exercise and cancer

The Role of Exercise in Cancer Treatment

Cancer is a term that describes a disease in which abnormal cells multiply in an uncontrolled manner. There are many forms of cancer though the most common types include prostate cancer, bowel cancer (colon and rectal cancers), breast cancer, melanoma of the skin, and lung cancer. Most people would know of someone in their community that has some form of cancer, be it a family member, a friend, work colleague or you personally are affected.

Although there have been advances in cancer treatment over the years, treatment-related side effects are still common and may persist for long-term survivors. Common side effects of treatment include fatigue, pain, impaired immune function, non-optimal changes in body weight and composition, worsened bone health, fluid build-up that causes swelling in various body parts (lymphoedema), and gastrointestinal (bowel) changes. All of these side effects can greatly impact on quality of life and activities of daily living. This can also impact loved ones or carers of those with cancer and further the burden.

Exercise plays a vital role in both the prevention and treatment of cancer. Exercise can assist to improve aerobic capacity, increase strength, improve bone density and body composition as well as have benefits of psychological status. An appropriately qualified health professional such as an Accredited Exercise Physiologist can assist in designing and implementing an exercise program that is appropriate for the stage of cancer treatment that a patient is at (i.e. during and post-treatment).

Recently, the Clinical Oncology Society of Australia received media attention when they released a position statement on exercise in cancer care. The main recommendations that came from this position statement were the following:

“Exercise to be embedded as part of standard practice in cancer care and to be viewed as an adjunct therapy that helps counteract the adverse effects of cancer and its treatment”

“All members of the multidisciplinary cancer team to promote physical activity and recommend people with cancer adhere to exercise guidelines”

“Best practice cancer care to include referral to an accredited exercise physiologist and/or physiotherapist with experience in cancer care”

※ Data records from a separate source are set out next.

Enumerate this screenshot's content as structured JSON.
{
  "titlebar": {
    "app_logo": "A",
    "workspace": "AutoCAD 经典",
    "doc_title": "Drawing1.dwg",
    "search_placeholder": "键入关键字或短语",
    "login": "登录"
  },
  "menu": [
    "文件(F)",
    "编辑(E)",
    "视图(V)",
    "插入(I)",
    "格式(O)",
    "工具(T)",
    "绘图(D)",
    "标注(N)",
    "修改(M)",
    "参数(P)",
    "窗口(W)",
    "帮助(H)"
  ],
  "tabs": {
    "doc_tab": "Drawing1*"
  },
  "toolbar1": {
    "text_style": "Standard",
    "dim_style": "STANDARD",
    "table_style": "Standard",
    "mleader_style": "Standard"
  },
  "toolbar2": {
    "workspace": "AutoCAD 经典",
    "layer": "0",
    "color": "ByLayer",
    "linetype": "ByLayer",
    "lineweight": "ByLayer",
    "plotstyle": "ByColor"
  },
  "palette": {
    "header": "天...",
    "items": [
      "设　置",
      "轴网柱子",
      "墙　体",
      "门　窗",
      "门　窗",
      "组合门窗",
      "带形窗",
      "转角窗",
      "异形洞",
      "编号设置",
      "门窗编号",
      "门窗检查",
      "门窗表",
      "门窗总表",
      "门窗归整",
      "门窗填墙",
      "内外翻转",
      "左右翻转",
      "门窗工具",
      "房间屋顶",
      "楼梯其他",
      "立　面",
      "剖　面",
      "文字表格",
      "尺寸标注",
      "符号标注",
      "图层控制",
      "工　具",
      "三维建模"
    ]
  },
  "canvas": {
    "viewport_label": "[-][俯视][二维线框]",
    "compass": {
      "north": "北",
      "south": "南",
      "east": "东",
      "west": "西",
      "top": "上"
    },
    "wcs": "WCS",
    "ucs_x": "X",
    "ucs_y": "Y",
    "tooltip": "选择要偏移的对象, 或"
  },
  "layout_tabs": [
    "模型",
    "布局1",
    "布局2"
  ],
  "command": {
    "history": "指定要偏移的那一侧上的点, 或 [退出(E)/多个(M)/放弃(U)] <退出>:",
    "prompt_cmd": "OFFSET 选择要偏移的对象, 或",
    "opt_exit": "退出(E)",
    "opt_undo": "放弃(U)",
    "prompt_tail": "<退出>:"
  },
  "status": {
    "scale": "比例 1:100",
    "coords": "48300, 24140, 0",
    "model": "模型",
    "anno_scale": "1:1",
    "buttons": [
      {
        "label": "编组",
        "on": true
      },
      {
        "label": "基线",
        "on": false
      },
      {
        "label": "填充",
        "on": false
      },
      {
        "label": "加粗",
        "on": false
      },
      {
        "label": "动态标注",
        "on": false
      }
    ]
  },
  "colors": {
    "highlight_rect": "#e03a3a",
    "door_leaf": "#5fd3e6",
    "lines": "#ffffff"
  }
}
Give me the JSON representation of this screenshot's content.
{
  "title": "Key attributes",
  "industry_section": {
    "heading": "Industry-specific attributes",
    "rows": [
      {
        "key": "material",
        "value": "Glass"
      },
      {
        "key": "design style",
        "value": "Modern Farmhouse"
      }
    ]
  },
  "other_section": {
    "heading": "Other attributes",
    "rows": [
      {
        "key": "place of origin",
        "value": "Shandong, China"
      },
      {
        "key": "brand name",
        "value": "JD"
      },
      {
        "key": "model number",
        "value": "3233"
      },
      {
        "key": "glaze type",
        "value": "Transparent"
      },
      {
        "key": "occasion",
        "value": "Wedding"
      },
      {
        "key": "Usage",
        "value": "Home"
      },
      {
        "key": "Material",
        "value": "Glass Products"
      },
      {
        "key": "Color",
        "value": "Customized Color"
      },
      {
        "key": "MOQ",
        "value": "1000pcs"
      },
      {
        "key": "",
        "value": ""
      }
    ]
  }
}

At Motion Health, we have a team of Accredited Exercise Physiologists that are passionate about giving you quality exercise services and care. If you know someone with cancer that would like to improve their quality of life and physical capacity then contact reception at Motion Health to organise an appointment.